Saturday, May 29, 2010

The Cannonade of Sandgate

A Britains 4.7 inch Naval Gun

"The present writer had been lunching with a friend—let me veil his identity under the initials J. K. J.—in a room littered with the irrepressible debris of a small boy's pleasures. On a table near our own stood four or five soldiers and one of these guns. Mr J. K. J., his more urgent needs satisfied and the coffee imminent, drew a chair to this little table, sat down, examined the gun discreetly, loaded it warily, aimed, and hit his man. Thereupon he boasted of the deed, and issued challenges that were accepted with avidity....

He fired that day a shot that still echoes round the world. An affair—let us parallel the Cannonade of Valmy and call it the Cannonade of Sandgate—occurred, a shooting between opposed ranks of soldiers, a shooting not very different in spirit—but how different in results!—from the prehistoric warfare of catapult and garter. "But suppose," said his antagonists; "suppose somehow one could move the men!" and therewith opened a new world of belligerence.

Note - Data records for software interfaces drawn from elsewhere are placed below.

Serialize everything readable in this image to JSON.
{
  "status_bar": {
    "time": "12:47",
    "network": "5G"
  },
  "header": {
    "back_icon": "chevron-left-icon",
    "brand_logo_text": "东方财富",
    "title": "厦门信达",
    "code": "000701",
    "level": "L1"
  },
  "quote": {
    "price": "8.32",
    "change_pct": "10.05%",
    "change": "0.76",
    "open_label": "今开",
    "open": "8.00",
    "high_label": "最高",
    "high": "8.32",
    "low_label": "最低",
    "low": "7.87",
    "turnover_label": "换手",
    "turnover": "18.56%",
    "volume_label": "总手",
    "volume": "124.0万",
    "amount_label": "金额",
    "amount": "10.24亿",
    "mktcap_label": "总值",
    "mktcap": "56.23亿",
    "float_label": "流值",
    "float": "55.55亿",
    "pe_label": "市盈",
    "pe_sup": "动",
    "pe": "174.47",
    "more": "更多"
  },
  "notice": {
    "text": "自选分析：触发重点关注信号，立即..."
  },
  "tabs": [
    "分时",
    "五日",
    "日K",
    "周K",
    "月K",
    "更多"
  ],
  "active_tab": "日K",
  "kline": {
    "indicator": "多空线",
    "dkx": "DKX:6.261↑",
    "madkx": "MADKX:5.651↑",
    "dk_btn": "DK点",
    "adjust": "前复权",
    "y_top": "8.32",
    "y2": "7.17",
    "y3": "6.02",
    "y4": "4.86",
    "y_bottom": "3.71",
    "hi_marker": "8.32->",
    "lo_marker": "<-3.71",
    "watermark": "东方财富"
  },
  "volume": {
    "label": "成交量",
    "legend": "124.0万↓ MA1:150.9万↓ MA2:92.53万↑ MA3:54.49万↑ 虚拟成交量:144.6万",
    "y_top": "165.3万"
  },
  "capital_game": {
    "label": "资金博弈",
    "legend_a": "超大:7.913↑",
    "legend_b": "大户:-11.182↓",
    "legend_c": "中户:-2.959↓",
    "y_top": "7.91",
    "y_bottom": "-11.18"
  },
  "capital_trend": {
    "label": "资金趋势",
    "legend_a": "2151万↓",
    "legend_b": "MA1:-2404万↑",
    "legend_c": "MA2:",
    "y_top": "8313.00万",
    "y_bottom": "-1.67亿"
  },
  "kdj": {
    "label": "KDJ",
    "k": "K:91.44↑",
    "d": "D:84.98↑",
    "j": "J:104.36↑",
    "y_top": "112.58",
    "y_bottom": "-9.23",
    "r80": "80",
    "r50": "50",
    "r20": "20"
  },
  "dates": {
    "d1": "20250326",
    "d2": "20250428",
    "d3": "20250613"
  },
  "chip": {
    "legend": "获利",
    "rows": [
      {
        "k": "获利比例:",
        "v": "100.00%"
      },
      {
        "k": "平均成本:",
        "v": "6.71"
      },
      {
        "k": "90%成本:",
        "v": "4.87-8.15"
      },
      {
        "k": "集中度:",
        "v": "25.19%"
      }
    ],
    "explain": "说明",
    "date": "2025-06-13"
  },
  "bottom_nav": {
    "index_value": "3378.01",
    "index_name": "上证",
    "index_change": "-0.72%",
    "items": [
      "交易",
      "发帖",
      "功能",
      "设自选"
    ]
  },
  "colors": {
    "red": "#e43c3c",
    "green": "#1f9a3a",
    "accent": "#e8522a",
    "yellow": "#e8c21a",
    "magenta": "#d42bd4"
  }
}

The matter went no further with Mr J. K. J. The seed lay for a time gathering strength, and then began to germinate with another friend, Mr W. To Mr W. was broached the idea: "I believe that if one set up a few obstacles on the floor, volumes of the British Encyclopedia and so forth, to make a Country, and moved these soldiers and guns about, one could have rather a good game, a kind of kriegspiel."..."

From Little Wars by HG Wells.

There was work to be done today when I returned home - but I threw my hands up and had a nap instead. I'm not sure I'll ever really become accustomed to four hours of sleep between shifts, but I manage pretty well most days. This was not one of them and I took to my bed when I came home. I chatted to Mrs. Kinch, who is a little better, about a wedding that she had attended the day before and we discussed the oddities of civil ceremonies over dinner.

She then settled down to watch the final evening of Gay Christmas and fulminate at the perfidy of the voting. As a competition whose main purpose is to my mind to fortify drag acts with new material so that they may pass through the hard winter months, the winning entry seemed a little odd.

While she did that, I tried to set down my thoughts on "Little Wars" - my first non-work writing in a while. It was not something that came easily, my prose is never fluid after a long hiatus, but it is nice to not be writing a report for a change.

Which begs the question; how many of the blog folk have played Little Wars? And of those who have not, do they have any desire to do so?


  1. I'm glad to read that your dear lady wife is feeling a bit better.

    -- Jeff

  2. Ditto re Mrs Kinch.

    I am currently engaged in a Little Wars campaign by email which will have battles played out upon our umpire's lawn. The rule used are Funnylittle wars - an updating of LW by Paul Wright. They are well worth a look...

  3. J.K.J. - could that be Jerome K. Jerome? (author of Three Men in a Boat and Three Men on the Bummel among other books).

    I've never played Little Wars, but I used to check out the book from the local library when I was a teen and always enjoyed leafing through it.

  4. LW has always had a place on my bedstand, though I have never played an actual game. Funny Little Wars is also beckoning these days and as my son approaches the age where he is willing to entertain a bit of structure to our games LW may be our first outing with actual rules!

  5. it a number of times, always enjoyed the read, never wanted to play it for real... for two reasons I guess, one, I have enough trouble justifying the fact that I play with model soldiers without firing little cannons as well :o)))

    The second being they take a long time to paint so why would I want to risk the damage?? :o)

  6. Hi Eamon,

    Sadly, I've not yet had a chance to play Little Wars, though I found a copy through a university library and read it several times in the late 90s. I've always wanted to have a go using figures in either mid-19th century uniforms (Crimean era British and Russians, or Austro-Prussian forces for example), or early WWI uniforms. There was an article in Wargames Illustrated by, Mark Elwynn (I think) back in the early 90s on just such a venture between the author and his father, using a mish-mash of plastic 1/72 figures, which always sounded like great fun. But for me, it's always been that old problem with finding enough time to do it myself.

    Best Regards,